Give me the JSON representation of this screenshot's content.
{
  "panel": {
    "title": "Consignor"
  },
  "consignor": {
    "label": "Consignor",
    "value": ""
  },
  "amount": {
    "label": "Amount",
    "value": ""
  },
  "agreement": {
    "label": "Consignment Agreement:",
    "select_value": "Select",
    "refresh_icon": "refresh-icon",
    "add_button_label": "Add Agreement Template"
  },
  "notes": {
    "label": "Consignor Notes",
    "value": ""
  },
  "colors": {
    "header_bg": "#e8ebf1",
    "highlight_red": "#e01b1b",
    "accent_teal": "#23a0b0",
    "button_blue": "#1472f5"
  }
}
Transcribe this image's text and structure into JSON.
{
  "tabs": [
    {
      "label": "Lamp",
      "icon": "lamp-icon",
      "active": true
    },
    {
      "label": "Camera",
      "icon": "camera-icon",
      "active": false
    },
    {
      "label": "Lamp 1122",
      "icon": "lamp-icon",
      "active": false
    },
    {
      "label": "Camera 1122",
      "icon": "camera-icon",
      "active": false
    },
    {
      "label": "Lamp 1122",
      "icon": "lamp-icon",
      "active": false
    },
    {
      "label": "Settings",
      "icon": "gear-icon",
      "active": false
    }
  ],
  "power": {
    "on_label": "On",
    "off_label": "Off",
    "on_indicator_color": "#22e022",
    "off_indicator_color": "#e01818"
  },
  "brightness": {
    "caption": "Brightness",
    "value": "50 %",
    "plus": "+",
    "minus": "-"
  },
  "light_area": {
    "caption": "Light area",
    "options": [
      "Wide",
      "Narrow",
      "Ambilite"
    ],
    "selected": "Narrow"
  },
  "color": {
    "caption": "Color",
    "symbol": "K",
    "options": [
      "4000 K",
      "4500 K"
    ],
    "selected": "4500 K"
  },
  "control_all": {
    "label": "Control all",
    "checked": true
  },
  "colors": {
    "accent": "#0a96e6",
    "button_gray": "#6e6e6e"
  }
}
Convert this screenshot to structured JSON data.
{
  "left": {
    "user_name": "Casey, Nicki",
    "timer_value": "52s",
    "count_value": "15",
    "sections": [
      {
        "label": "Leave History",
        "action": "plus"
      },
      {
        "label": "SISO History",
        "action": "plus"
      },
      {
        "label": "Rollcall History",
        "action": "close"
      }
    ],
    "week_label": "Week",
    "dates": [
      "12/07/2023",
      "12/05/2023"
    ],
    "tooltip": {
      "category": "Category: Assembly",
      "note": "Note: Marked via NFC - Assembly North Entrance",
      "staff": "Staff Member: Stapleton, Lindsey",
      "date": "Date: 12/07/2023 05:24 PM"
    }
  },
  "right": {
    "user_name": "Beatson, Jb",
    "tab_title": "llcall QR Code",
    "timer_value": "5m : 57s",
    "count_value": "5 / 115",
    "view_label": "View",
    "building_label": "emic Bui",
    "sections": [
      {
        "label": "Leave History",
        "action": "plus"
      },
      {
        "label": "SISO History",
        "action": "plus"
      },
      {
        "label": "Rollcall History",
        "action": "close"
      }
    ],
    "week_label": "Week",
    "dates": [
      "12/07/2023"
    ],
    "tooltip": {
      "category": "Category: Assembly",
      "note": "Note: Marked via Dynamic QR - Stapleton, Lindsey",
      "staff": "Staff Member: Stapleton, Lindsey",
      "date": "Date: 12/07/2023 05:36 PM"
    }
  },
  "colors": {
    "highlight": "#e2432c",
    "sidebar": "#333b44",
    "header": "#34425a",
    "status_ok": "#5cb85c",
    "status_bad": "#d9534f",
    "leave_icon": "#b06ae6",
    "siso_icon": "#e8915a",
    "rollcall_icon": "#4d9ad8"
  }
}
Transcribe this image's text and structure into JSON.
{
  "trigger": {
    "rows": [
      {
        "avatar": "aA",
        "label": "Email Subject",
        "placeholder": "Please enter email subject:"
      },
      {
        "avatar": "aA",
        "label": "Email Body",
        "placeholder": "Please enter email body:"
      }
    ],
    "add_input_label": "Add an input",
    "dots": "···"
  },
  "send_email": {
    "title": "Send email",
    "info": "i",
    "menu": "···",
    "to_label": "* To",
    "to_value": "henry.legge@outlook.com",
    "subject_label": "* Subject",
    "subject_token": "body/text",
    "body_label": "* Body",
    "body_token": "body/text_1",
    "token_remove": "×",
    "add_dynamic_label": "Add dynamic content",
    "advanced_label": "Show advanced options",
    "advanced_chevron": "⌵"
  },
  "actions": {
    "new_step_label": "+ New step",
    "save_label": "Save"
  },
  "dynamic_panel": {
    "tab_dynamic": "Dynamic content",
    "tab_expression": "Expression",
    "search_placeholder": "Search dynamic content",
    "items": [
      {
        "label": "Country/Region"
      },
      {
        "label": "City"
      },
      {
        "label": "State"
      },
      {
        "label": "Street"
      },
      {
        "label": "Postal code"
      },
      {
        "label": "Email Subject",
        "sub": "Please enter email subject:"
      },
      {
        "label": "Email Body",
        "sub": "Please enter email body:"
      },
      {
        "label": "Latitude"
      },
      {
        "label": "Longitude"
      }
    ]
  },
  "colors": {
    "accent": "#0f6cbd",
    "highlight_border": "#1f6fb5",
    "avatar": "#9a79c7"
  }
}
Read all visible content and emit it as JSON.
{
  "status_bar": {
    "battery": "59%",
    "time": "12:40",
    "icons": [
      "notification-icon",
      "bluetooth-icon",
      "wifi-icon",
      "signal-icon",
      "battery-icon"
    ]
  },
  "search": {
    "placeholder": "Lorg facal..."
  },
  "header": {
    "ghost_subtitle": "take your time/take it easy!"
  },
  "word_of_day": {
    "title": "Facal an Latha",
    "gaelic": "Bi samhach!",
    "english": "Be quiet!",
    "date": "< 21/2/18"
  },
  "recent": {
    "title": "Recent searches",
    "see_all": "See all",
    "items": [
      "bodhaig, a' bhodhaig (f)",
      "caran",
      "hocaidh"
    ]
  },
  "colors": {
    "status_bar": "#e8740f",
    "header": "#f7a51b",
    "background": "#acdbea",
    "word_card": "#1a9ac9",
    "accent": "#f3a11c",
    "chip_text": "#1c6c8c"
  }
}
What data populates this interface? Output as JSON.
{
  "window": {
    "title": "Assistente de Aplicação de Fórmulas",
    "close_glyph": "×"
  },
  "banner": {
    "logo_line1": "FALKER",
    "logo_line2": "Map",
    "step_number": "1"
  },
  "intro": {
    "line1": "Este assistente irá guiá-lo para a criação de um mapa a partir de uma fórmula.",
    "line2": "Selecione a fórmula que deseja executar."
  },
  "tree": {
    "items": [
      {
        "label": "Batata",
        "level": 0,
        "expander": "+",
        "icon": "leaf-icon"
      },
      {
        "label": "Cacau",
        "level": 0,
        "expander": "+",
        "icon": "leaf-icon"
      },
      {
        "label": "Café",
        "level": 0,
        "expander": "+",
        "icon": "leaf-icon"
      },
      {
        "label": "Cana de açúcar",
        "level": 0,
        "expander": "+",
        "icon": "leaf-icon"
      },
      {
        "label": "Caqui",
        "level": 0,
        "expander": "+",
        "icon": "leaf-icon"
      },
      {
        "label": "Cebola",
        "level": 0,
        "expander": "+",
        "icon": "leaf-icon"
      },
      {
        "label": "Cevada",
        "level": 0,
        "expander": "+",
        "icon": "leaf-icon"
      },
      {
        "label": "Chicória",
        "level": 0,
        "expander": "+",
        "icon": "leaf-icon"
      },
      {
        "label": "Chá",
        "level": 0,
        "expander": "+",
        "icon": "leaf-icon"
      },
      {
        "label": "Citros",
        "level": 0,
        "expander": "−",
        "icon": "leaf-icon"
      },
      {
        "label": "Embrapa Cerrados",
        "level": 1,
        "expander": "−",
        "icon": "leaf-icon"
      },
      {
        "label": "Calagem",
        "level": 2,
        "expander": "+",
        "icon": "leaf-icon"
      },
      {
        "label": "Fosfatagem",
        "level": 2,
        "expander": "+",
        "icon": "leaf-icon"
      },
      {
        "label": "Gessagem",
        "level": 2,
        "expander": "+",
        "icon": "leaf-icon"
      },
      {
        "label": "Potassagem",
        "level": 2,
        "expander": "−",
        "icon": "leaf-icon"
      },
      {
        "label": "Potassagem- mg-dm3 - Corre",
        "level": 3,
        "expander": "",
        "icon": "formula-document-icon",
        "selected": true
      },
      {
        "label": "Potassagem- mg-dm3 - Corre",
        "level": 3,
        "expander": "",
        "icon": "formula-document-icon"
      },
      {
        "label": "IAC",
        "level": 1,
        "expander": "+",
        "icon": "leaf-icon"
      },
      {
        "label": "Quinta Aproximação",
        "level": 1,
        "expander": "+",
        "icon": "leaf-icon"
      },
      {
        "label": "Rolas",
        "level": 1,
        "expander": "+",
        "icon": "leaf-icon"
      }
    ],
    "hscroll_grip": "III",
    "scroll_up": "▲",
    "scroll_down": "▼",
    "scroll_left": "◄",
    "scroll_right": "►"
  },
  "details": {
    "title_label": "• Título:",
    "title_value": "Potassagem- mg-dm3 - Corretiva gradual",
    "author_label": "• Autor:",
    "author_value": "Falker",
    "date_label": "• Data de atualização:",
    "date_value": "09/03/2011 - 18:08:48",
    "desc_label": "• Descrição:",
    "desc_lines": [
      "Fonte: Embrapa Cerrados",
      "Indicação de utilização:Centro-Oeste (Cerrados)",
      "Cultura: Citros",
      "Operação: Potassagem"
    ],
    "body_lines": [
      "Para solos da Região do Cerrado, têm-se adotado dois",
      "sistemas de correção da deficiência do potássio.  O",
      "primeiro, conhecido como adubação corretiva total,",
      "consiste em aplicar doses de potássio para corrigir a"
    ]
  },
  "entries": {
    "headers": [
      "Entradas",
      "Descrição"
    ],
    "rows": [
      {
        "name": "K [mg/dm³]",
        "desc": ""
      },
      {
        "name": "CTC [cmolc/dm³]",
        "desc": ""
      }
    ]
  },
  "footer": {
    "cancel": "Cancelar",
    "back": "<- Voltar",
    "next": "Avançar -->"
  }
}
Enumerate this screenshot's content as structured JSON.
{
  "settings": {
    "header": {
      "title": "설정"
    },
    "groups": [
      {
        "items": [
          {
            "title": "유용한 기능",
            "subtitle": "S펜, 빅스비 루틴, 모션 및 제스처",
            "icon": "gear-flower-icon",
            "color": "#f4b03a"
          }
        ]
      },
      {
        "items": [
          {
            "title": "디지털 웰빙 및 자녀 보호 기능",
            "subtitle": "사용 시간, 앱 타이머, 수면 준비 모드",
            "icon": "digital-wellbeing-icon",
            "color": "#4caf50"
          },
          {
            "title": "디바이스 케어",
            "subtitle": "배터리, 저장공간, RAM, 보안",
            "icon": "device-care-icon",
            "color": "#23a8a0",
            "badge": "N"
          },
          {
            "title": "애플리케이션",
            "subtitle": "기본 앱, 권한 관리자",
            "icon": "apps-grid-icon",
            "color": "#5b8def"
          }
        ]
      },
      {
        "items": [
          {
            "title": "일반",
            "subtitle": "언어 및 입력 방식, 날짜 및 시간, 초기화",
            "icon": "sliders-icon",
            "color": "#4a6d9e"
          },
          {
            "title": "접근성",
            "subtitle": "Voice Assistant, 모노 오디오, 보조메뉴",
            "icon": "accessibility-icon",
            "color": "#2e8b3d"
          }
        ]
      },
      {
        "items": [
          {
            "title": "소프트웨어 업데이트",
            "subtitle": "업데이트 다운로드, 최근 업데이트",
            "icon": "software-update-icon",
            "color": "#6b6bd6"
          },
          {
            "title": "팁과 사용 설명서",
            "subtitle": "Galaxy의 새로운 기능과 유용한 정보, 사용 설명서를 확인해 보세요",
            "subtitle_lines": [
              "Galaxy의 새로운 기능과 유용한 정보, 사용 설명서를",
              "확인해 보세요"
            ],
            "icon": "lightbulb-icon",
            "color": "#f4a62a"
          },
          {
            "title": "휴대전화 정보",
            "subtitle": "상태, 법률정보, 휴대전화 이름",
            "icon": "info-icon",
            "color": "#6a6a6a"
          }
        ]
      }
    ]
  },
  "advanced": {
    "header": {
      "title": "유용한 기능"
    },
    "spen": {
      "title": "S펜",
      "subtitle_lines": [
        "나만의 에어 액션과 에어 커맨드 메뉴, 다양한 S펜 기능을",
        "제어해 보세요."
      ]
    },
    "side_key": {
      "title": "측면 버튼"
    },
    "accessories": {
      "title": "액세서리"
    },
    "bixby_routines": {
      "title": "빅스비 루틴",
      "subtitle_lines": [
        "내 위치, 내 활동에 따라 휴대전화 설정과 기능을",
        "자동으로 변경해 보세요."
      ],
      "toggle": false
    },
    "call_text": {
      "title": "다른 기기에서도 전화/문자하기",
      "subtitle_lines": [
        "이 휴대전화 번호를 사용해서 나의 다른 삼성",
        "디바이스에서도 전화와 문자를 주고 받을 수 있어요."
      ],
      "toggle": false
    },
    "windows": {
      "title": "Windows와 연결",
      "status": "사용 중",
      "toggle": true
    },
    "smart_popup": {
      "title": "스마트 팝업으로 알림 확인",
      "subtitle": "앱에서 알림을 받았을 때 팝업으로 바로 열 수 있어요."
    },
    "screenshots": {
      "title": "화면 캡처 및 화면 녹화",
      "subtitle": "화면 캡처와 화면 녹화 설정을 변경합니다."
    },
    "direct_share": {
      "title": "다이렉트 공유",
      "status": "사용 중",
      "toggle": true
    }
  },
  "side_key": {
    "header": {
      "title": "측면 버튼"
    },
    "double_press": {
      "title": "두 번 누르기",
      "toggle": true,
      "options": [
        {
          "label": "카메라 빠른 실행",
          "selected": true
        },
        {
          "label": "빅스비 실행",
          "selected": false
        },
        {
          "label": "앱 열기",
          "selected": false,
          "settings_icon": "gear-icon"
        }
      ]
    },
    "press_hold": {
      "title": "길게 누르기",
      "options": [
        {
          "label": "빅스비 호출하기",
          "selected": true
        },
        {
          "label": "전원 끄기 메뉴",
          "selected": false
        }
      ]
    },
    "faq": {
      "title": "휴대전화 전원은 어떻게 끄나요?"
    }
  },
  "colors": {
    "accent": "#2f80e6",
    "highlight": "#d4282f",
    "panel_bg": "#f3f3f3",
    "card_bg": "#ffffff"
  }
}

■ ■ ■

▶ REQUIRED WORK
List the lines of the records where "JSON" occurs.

▶ RESPONSE TO THIS EXERCISE
Give me the JSON representation of this screenshot's content.
Transcribe this image's text and structure into JSON.
Convert this screenshot to structured JSON data.
Transcribe this image's text and structure into JSON.
Read all visible content and emit it as JSON.
What data populates this interface? Output as JSON.
Enumerate this screenshot's content as structured JSON.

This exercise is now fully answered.